:: PROBLEM ::
Search the records for the string "icon" and copy every line in which it appears.

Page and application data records
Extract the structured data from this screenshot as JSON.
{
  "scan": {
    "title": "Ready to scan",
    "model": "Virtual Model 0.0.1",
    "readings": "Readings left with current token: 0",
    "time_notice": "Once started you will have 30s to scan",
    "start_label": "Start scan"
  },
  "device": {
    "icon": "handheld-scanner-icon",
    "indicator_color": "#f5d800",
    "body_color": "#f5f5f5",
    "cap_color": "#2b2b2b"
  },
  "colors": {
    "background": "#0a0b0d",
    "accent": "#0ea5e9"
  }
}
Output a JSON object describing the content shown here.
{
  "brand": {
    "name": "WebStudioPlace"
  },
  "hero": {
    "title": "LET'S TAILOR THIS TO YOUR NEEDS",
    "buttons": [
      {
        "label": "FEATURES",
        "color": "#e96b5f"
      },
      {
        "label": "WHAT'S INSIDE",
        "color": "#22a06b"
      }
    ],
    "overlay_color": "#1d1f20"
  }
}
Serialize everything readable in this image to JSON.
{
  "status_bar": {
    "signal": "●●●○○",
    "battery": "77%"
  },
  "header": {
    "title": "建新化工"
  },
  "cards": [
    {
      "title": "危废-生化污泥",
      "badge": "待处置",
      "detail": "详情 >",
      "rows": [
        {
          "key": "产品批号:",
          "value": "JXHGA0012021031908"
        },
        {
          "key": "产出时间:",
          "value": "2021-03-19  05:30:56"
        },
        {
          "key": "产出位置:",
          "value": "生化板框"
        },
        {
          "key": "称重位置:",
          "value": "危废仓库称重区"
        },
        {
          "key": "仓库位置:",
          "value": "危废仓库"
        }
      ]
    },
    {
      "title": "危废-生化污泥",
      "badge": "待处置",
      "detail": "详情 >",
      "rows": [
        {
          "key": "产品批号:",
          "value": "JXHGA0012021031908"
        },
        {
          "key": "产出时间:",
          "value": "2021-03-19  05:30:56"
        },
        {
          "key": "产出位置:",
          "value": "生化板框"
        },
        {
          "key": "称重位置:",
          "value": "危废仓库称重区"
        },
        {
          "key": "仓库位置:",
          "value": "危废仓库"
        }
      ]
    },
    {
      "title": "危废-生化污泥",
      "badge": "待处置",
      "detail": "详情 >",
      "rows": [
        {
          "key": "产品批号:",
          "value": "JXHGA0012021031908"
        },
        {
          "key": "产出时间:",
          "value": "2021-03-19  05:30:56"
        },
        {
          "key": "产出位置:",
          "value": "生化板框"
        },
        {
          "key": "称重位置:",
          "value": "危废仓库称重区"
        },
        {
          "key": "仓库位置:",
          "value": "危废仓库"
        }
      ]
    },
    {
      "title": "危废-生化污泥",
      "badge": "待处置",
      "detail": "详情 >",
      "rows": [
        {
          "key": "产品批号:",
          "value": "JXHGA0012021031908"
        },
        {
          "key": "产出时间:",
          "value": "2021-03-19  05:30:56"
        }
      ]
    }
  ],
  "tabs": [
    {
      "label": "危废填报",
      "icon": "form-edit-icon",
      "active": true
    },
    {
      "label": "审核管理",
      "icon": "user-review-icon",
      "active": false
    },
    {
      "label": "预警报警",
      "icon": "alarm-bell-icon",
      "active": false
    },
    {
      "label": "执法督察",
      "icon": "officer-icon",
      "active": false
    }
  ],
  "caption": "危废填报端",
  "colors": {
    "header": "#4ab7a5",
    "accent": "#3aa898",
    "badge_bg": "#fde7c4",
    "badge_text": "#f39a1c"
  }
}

:: OUTPUT FOR THIS EXERCISE ::
    "icon": "handheld-scanner-icon",
      "icon": "form-edit-icon",
      "icon": "user-review-icon",
      "icon": "alarm-bell-icon",
      "icon": "officer-icon",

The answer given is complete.